The show, up through April 6, was inspired by Jean-Luc Godard’s influential 1966 film, “Two or Three Things I Know About Her.” Each of the featured artists—Moyra Davey, Sharon Hayes, K8 Hardy, Wynne Greenwood, and Ulrike Muller—take a contemporary feminist approach to exploring the urban spaces of contemporary New York City. “Two or Three Things” features a variety of media, from photography to video and audio recordings. The sarcastic newscast “New Report” by K8 Hardy and Wynne Greenwood makes use of this mixed media, as does “One of Us” by Ulrike Muller, which features only a red curtain and headphones.
Moyra Davey’s “50 Minutes” is a profound contribution to the broader notion of the mundane that runs through the show. The documentary’s subject matter and camera work are raw: the video twirls and dizzies the viewer, providing a physical sensation of spontaneity, while Davey delivers a 50-minute monologue about her psychoanalysis sessions, the art of photography and reading, and nostalgia. The camera moves between subjects as quickly as the human eye.
The previously-mentioned “In the Near Future” by Sharon Hayes consists of a series of projected images. Hayes stands in various locations in New York City that have been home to political and civil demonstrations in the past, while the hand-drawn protest signs she holds in her hands invoke their spirit. The photos establish a triangle between the photographer, the protestor (Hayes), and the onlookers, bringing attention to the importance of individual protest. Diving into the landscape of the urban city, Hayes is surrounded by the city traffic, ignored by passersby. The solitary Hayes stands apart from the routine rush, a single protestor where there were once many.
Comically exaggerated, K8 Hardy’s and Wynne Greenwood’s “New Report Artist Unknown,” comes in the form of a news telecast. “Reporting” on the mysterious lack of art created by women, the work is an unrelenting push for an increased female presence in contemporary art as K8 Hardy goes into the city, searching for art by females, only to finally find it in a trash can.
“Two or Three Things I Know About Her” is described as discussing sexuality, freedom and urban space in a post-9/11 New York City.
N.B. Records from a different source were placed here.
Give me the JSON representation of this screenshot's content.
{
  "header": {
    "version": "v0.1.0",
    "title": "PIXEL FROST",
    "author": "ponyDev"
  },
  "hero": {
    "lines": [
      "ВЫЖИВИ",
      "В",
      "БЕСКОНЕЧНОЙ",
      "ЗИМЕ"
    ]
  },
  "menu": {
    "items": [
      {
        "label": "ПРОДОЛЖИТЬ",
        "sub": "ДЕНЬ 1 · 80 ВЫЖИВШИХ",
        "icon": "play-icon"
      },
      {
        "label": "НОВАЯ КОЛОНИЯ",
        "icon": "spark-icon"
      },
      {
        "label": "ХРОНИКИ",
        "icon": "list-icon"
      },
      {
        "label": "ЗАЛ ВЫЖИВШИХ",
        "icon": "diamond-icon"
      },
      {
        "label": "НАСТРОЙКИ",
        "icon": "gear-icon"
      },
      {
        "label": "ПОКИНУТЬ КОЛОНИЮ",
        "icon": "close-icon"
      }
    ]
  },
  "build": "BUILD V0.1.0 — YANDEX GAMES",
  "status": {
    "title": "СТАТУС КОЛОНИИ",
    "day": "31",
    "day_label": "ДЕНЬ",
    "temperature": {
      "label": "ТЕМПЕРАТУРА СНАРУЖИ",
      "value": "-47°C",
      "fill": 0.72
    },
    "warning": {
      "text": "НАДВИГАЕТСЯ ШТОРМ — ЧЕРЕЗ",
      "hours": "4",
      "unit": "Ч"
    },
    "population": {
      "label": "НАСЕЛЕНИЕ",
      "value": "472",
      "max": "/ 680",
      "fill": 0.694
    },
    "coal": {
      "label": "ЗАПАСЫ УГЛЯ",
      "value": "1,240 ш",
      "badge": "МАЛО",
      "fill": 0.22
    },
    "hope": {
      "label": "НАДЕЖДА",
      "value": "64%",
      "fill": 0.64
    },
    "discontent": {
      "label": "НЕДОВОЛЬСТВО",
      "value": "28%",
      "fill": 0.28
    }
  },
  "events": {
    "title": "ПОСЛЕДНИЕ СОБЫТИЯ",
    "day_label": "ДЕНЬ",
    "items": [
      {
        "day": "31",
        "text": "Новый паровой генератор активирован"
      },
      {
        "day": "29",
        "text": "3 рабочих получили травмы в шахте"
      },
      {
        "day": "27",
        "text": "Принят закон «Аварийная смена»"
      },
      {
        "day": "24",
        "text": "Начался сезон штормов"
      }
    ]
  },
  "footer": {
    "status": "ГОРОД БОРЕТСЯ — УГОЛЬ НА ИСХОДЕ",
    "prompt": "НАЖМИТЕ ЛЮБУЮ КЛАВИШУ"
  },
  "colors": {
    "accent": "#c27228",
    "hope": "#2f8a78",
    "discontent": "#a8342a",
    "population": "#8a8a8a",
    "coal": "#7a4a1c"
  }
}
Yet though the lecture given by Catherine Lord heavily emphasized the importance of the works coming from a predominantly lesbian perspective, it is the importance placed on the jarring intersection of protest and the individual, in the middle of city traffic, that resonates most.
FIFTY MEN COMPETE IN HANDICAP MEET TODAYAlmost half a hundred entries for the University Handicap Meet have already been made with more expected before the starting
DEAN, HAYES, AND WHITNEY ELECTED JUNIOR OFFICERSJohn Herbert Dean, of Cohasset, Stanton Whitney, Jr., of Red Bank, New Jersey, and Guy Scull Hayes, of Andover were
Harvard Still Short Of Diversity GoalsAs the University winds up a plan launched in 1988 to promote diversity in its faculty and staff, officials express
Crimson Downs Golden EaglesA change in time may herald a change in season; this Sunday, it was a case of the clocks springing
All Eyes on "Isaac"While he may be commemorated in our history books as the father of physics and calculus, Isaac Newton is remembered by some scholars as a rather heartless scientist. “Isaac’s Eye,” which opens tonight and runs through Saturday in the Adams Pool Theatre, explores the life of a young Isaac Newton and lends warmth to a traditionally cold character.
Is 31 a Crowd?